By M. Castillo
Analysts expect Netflix (NFLX) to post a big quarter after the bell on Monday, bolstered by subscriber growth ahead of Netflix’s previously announced estimate of 6.3 million. The company’s stock rose 2.5 percent in early trading Monday.
GBH Insights chief strategy officer and head of technology Daniel Ives believes Netflix’s subscription addition estimate was low, and expects that price increases did not drive that many people away, while the movie “Bright” and new seasons of “The Crown” and “Stranger Things” kept users around.
Through surveys, GBH Insights believes net ads this quarter will approach 7 million.
“They were a little conservative on guidance on domestic given the price increase, but we didn’t see any chinks in the armor,” Ives said, adding that he expects the company to have a more profitable trajectory relative to the past two years.
Forrester principal analyst Jim Nail said the holidays tend to be a strong quarter for Netflix, leading him to believe it will post large subscriber ads this quarter than projected.
And while it is spending up to $8 billion on content this year, the large figure is a “necessary evil” to remain competitive against other services, Ives said.
“We’re just continuing to seen the cord cutting phenomenon going into Netflix’s lap,” he said.
There are some questions going forward about the negative impact the Disneyremoving its content from Netflix in 2019and Disney’s larger ownership stake in Hulu due to the Disney-Fox deal, Ives said, but he expects to see the impact more in the latter half of 2018.
“If [CEO Reed] Hastings wakes up at night with a nightmare, it’s Iger and Disney,” Ives said. “Going into this earnings it needs to be a beat and raise type of outlook.

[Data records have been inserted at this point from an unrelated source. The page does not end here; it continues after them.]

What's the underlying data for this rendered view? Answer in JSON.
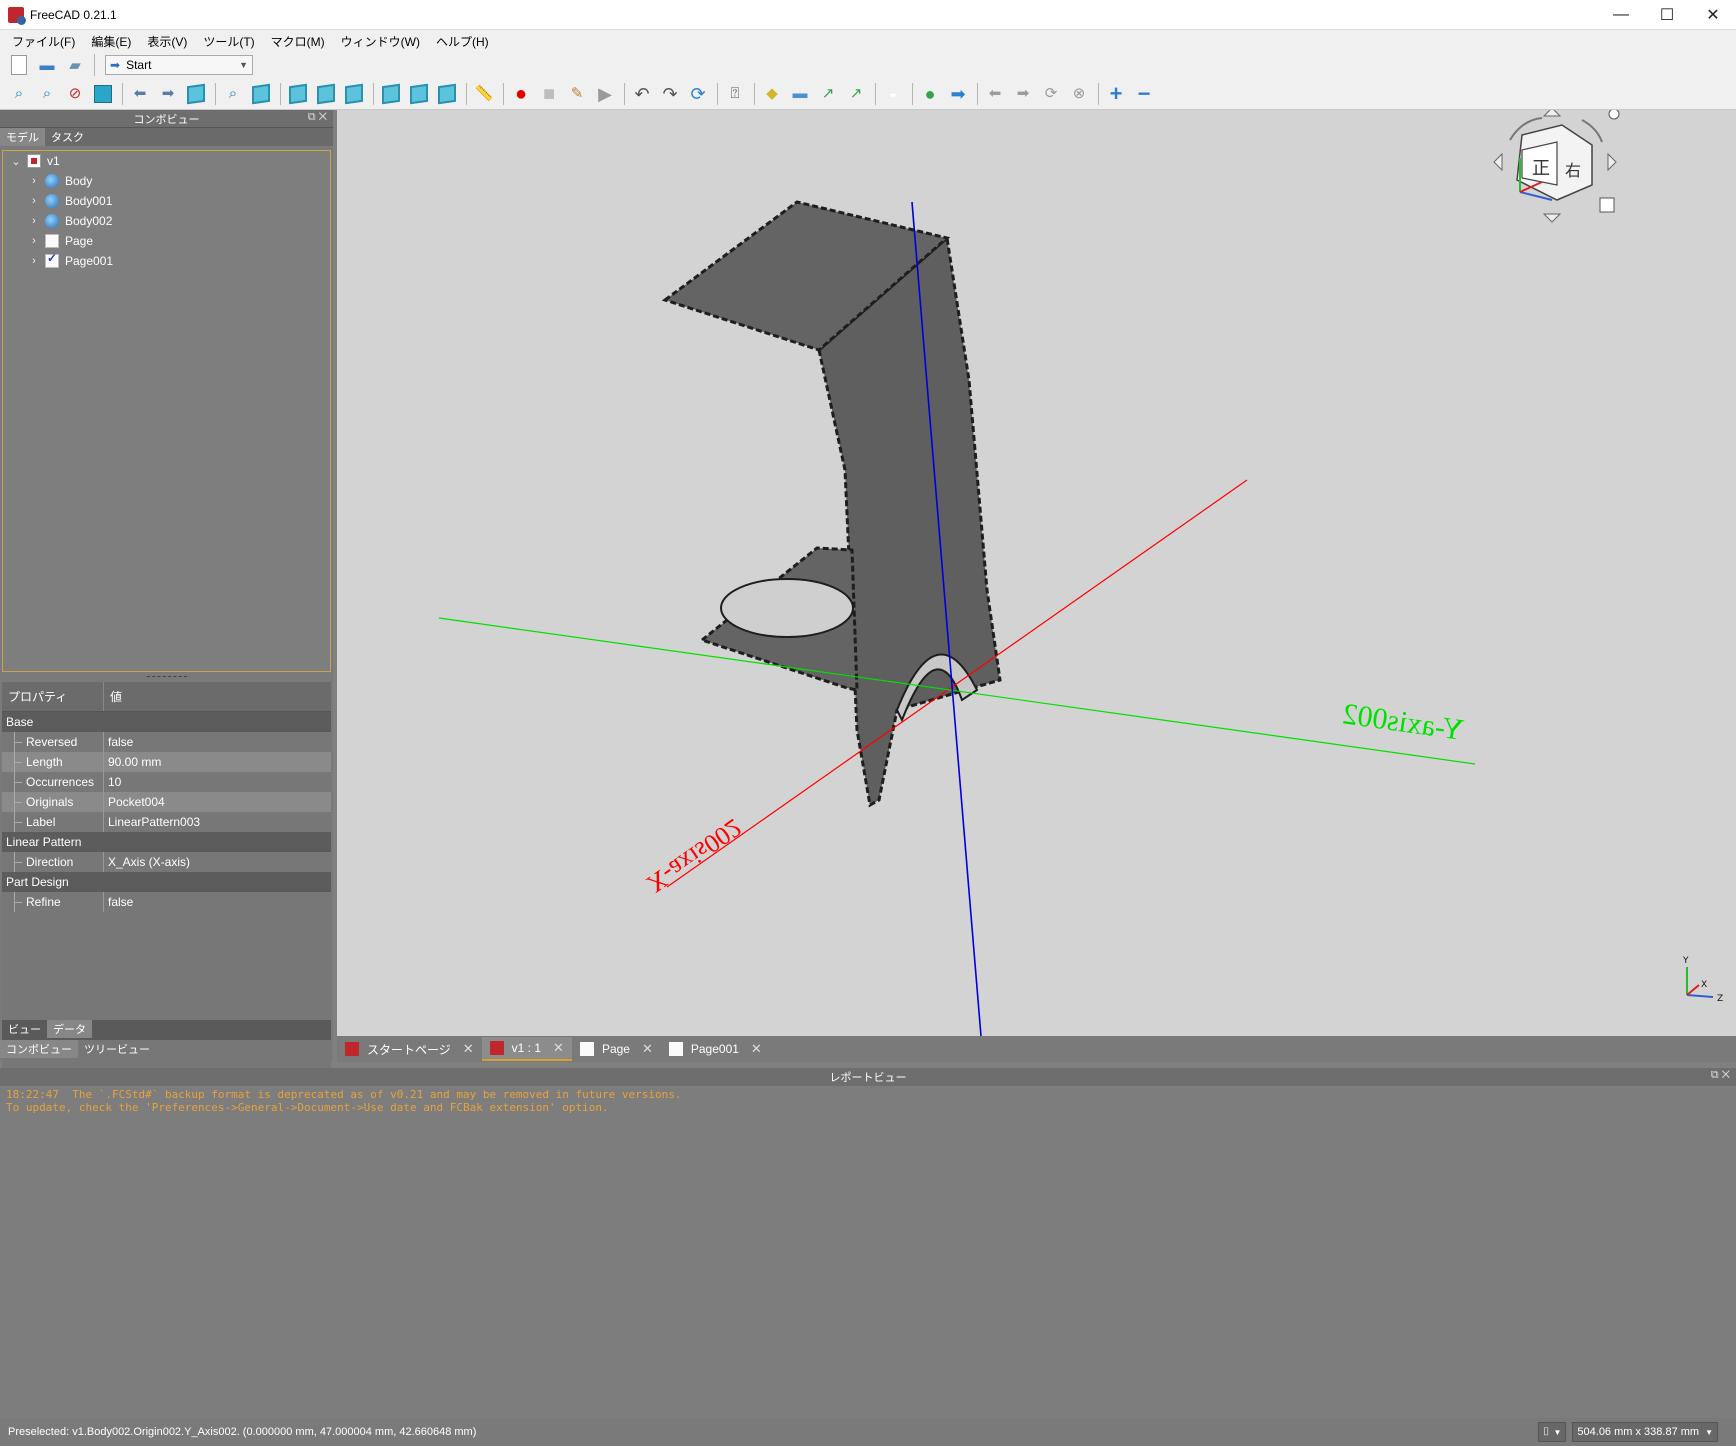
{
  "window": {
    "title": "FreeCAD 0.21.1",
    "controls": [
      "—",
      "☐",
      "✕"
    ]
  },
  "menu": [
    "ファイル(F)",
    "編集(E)",
    "表示(V)",
    "ツール(T)",
    "マクロ(M)",
    "ウィンドウ(W)",
    "ヘルプ(H)"
  ],
  "workbench": {
    "selected": "Start"
  },
  "combo": {
    "title": "コンボビュー",
    "tabs": [
      "モデル",
      "タスク"
    ],
    "tree": [
      {
        "label": "v1",
        "icon": "document-icon",
        "expanded": true,
        "level": 0
      },
      {
        "label": "Body",
        "icon": "body-icon",
        "level": 1
      },
      {
        "label": "Body001",
        "icon": "body-icon",
        "level": 1
      },
      {
        "label": "Body002",
        "icon": "body-icon",
        "level": 1
      },
      {
        "label": "Page",
        "icon": "page-icon",
        "level": 1
      },
      {
        "label": "Page001",
        "icon": "page-check-icon",
        "level": 1
      }
    ]
  },
  "properties": {
    "col_property": "プロパティ",
    "col_value": "値",
    "groups": [
      {
        "name": "Base",
        "rows": [
          {
            "key": "Reversed",
            "value": "false"
          },
          {
            "key": "Length",
            "value": "90.00 mm"
          },
          {
            "key": "Occurrences",
            "value": "10"
          },
          {
            "key": "Originals",
            "value": "Pocket004"
          },
          {
            "key": "Label",
            "value": "LinearPattern003"
          }
        ]
      },
      {
        "name": "Linear Pattern",
        "rows": [
          {
            "key": "Direction",
            "value": "X_Axis (X-axis)"
          }
        ]
      },
      {
        "name": "Part Design",
        "rows": [
          {
            "key": "Refine",
            "value": "false"
          }
        ]
      }
    ],
    "tabs": [
      "ビュー",
      "データ"
    ]
  },
  "bottom_tabs": [
    "コンボビュー",
    "ツリービュー"
  ],
  "view3d": {
    "background": "#d3d3d3",
    "x_axis_label": "X-axis002",
    "y_axis_label": "Y-axis002",
    "x_color": "#ff0000",
    "y_color": "#00e000",
    "z_color": "#0000dd",
    "mini_axis": {
      "x": "X",
      "y": "Y",
      "z": "Z"
    }
  },
  "doc_tabs": [
    {
      "label": "スタートページ",
      "icon": "freecad-icon",
      "active": false
    },
    {
      "label": "v1 : 1",
      "icon": "freecad-icon",
      "active": true
    },
    {
      "label": "Page",
      "icon": "page-icon",
      "active": false
    },
    {
      "label": "Page001",
      "icon": "page-icon",
      "active": false
    }
  ],
  "report": {
    "title": "レポートビュー",
    "lines": [
      "18:22:47  The `.FCStd#` backup format is deprecated as of v0.21 and may be removed in future versions.",
      "To update, check the 'Preferences->General->Document->Use date and FCBak extension' option."
    ]
  },
  "status": {
    "message": "Preselected: v1.Body002.Origin002.Y_Axis002. (0.000000 mm, 47.000004 mm, 42.660648 mm)",
    "dimensions": "504.06 mm x 338.87 mm"
  }
}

The stock has had a huge run. We still think it’s in its fifth or sixth inning.”
It’s also questionable whether Netflix can sustain subscriber interest at the current pricing level, and Forrester’s Nail expects more price increases to come.
While the company doesn’t have to have a hit with each show because it’s not dependent on advertising, it still has to have enough hits to ensure people will be willing to pay for the service each month.
“They redefine what is good and crap,” Nail said. “Their business is no longer defined by, ‘Does the show generate a big enough audience for advertisers?’ What you and I may think is crap, somebody may watch it and like it. They’ll see a $12 charge on their credit card bill, but will that show be enough to pay $12 for Netflix?”
Analysts expect Netflix to post EPS of 41 cents on revenue of $3.28 billion, according to Thomson Reuters.